You’re in enough discomfort as it is from the surgery, do you really want to experience additional pain from using this? For this reason, we recommend a more gentle alternative like saline instead, which does not contain any alcohol nor is it acidic.

Note: You can mitigate the discomfort if you use the Zero Alcohol versions of Listerine. However, it’ll still give you a slight tingle which is due to the essential oils in the ingredients.

Can it cause a dry socket?

Fortunately, even if you are non-compliant and insist on using Listerine before the 48 hour mark, you won’t develop a dry socket. Studies have shown that the development of this condition is due to biological reasons and not mechanical ones.

Ultimately, if you rinse with it, the clot may come out and you’ll experience persistent bleeding but what won’t happen is a dry socket. The intraoral rinsing pressure is what can potentially dislodge the clot.

Known Risk Factors
  • Smoking. Studies have shown that smokers are 3 times more likely to get it when compared with non-smokers.
  • Traumatic extraction. Difficult extractions increase the incidence.
  • Birth control. Studies have shown that the incidence of alveolar osteitis was significantly higher for those on birth control.
  • Middle of Menstrual cycle. Middle of a menstrual cycle can increase chances of getting it.
  • Had it before. If you’ve had alveolar osteitis in the past, you’re more likely to get it once more.

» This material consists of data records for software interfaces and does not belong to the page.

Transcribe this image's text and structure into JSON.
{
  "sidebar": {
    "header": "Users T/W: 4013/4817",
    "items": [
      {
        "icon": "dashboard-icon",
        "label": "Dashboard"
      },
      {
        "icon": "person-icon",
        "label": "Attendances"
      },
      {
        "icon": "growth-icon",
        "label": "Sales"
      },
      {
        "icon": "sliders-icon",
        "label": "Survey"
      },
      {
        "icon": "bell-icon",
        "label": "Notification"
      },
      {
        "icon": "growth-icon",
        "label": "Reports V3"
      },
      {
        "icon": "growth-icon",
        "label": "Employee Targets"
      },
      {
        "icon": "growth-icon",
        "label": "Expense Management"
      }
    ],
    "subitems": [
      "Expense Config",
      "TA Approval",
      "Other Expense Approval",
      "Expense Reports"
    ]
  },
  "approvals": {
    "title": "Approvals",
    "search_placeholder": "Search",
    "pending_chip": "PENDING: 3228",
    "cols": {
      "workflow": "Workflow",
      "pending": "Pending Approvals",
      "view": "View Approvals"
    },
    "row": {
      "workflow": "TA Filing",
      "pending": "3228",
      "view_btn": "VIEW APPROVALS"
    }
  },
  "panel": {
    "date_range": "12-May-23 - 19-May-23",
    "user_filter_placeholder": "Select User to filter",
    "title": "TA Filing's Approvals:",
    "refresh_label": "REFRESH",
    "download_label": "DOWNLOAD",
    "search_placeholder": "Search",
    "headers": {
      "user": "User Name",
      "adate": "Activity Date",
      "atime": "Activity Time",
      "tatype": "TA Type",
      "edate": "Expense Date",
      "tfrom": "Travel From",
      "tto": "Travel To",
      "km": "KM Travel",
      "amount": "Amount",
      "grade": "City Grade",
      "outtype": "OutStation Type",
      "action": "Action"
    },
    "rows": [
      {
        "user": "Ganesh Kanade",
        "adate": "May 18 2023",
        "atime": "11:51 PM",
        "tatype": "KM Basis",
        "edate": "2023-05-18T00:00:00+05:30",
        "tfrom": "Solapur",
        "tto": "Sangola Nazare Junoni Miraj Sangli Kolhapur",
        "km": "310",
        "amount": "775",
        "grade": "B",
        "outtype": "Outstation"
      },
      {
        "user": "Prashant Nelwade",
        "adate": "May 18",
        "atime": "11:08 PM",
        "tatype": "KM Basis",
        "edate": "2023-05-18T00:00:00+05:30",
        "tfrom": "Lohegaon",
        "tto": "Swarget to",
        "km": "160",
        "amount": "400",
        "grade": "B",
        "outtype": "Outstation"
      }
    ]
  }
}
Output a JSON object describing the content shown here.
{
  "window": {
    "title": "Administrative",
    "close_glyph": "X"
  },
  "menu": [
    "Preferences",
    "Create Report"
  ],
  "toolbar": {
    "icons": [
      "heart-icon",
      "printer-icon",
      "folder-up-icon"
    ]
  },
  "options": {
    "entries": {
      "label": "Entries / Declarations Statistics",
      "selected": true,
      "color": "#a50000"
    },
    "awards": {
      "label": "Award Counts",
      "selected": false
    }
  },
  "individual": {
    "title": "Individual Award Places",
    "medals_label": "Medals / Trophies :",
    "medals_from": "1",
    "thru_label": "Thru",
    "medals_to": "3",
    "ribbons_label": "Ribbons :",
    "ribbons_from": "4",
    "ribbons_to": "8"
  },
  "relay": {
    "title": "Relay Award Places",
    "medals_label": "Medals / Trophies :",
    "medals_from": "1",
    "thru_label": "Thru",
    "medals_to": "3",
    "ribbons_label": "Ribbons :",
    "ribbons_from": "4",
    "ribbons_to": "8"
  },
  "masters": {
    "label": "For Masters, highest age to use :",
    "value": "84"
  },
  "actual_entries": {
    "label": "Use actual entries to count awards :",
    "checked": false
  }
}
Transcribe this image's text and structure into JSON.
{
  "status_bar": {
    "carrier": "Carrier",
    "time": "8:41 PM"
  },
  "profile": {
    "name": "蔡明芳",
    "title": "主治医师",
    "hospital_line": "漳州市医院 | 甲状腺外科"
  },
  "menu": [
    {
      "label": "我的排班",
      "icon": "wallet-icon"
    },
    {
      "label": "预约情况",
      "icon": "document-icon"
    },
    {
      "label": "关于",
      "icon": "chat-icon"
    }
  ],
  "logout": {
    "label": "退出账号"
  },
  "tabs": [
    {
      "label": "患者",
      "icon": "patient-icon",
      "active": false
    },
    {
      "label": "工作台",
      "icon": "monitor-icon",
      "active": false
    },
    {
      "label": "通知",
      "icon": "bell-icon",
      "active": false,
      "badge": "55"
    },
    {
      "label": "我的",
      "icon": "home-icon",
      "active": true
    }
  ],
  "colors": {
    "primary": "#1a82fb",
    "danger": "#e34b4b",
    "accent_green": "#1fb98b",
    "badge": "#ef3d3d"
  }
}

Better alternative rinse

The preferred mouth rinse to use after an extraction is plain salt water. That is the general consensus among dentists and oral surgeons. It is what you should be using for the entire first week after your procedure with the exception of the first 24 hours.

salt on a spoon

Benefits of rinsing with salt water after an extraction:

  • Gentle. It doesn’t cause any discomfort since it isn’t alcoholic and doesn’t burn.
  • Antiseptic. The salt will reduce inflammation, pain, and bacterial biofilm.
  • Dislodges stuck food. If you have food stuck in your tooth socket or wisdom tooth hole, rinsing with salt water can help remove it.
  • Inexpensive. Salt is readily available and certainly costs less than a brand name mouthwash.
How to make a salt water rinse
  1. Add a teaspoon of salt to a cup of water.
  2. Stir the saline mixture lightly.
  3. Rinse vigorously for 2 minutes by swishing around.
  4. Spit out and repeat after every meal.

Listerine vs Salt water rinse

If you wait 48 hours after your extraction, you may use Listerine once more but we’ll give you reasons as to why salt water is a better choice.

AttributesListerineSalt water
Burning sensationYesNo
Dislodge foodYesYes
Affects clottingYesNo
Salt water rinse vs Listerine

In our opinion, rinsing with saline is the clear winner here. In fact, that is precisely what we personally recommend to all of our patients after an extraction or wisdom tooth extraction.


You should definitely not use Listerine within the first 48 hours after your tooth removal because there are side effects. However, after that time period, you may rinse with it if you prefer.

Although the preferred and recommended mouthwash to use after an oral surgery procedure is actually just a simple salt water rinse. It is effective, easy to make, and inexpensive. You really can’t go wrong with it.


1311 Jackson Ave
Long Island City, NY 11101

Email Us


Dental Services

If you're in NYC and in need of a dentist, please schedule an appointment with our clinical dental practice, 1311 Jackson Ave Dental.

Our purpose at afterva, is to encourage you to seek in person care with a doctor. It's not meant to be a substitute for medical advice. Each situation is unique and that makes it impossible to diagnose and treat without a clinical exam.

sitemap | privacy policy